▶ [Data about app and page elements]:
======

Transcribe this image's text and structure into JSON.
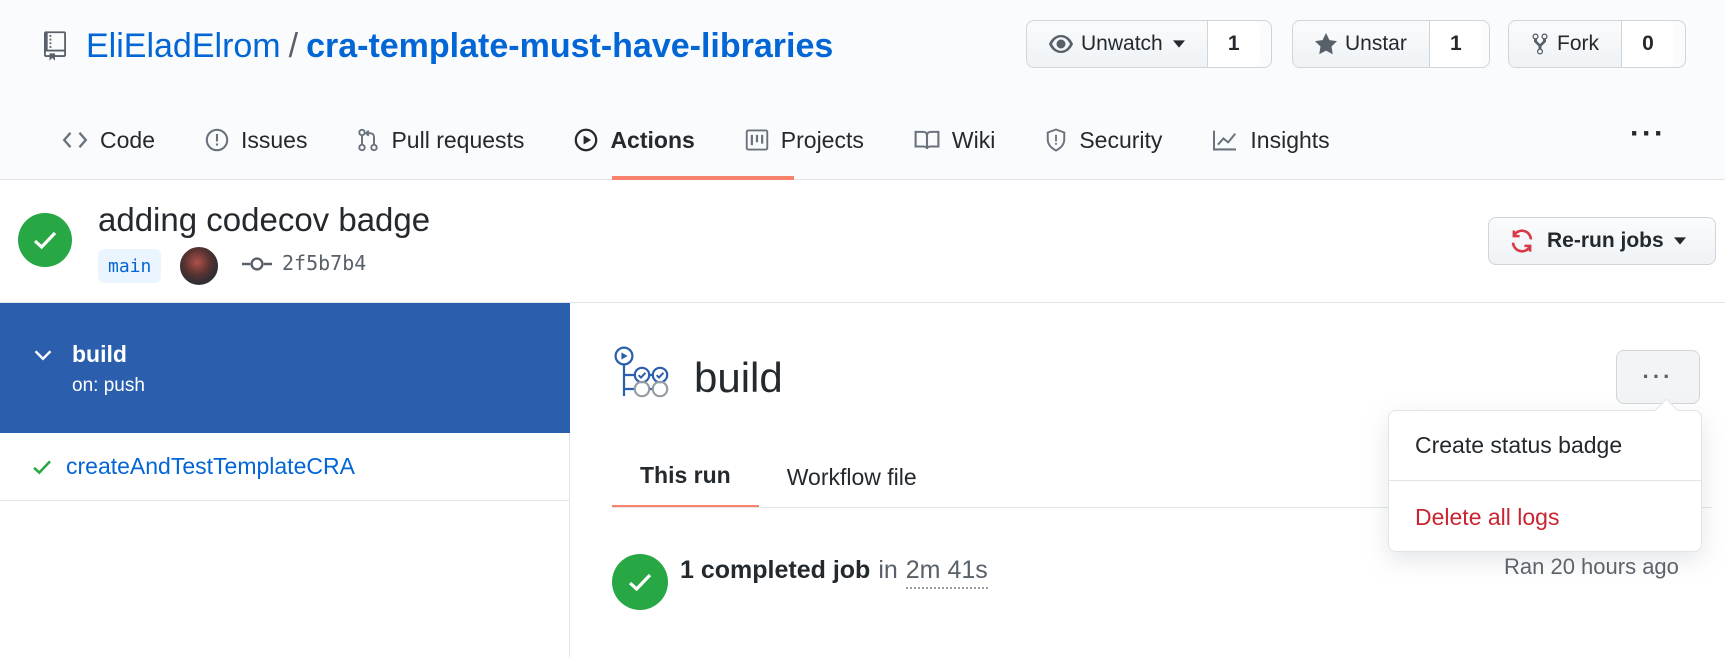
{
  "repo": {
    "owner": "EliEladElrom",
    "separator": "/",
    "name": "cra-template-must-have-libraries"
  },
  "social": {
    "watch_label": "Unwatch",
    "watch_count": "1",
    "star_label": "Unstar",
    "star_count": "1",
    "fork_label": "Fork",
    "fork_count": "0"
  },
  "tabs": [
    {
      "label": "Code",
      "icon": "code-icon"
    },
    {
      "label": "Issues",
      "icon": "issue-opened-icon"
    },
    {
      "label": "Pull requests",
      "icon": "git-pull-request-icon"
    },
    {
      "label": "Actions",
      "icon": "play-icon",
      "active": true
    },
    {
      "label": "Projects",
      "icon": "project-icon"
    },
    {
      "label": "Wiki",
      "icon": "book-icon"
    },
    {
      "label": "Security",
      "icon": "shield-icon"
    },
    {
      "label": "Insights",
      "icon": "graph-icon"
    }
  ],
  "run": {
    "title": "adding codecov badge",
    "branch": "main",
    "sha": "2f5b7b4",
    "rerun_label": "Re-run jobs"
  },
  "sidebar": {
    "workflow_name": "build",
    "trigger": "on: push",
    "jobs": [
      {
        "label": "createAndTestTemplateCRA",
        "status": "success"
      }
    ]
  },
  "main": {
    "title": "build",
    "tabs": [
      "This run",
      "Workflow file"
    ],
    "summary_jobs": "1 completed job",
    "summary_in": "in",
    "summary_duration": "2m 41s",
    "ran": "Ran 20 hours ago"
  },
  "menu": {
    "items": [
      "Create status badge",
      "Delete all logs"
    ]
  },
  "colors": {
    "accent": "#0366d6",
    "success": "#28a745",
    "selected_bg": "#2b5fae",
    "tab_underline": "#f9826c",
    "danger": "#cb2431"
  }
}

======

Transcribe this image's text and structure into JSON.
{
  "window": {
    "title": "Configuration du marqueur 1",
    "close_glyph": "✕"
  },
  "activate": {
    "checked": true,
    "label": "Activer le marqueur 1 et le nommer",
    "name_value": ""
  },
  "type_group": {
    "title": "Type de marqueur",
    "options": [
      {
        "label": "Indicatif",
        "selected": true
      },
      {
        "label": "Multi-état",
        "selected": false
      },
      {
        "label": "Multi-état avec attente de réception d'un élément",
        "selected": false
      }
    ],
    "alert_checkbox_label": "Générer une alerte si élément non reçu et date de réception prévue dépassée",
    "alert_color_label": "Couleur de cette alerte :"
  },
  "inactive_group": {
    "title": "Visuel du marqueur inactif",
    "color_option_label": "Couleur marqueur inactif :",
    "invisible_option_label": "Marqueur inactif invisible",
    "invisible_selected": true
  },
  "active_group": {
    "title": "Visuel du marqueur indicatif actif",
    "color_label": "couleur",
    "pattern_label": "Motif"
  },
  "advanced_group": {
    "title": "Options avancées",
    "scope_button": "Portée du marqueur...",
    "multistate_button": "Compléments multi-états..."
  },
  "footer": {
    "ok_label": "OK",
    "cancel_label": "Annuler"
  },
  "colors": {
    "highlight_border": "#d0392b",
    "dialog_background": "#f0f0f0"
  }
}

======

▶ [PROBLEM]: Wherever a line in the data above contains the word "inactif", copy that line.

▶ [THE ANSWER]:
    "title": "Visuel du marqueur inactif",
    "color_option_label": "Couleur marqueur inactif :",
    "invisible_option_label": "Marqueur inactif invisible",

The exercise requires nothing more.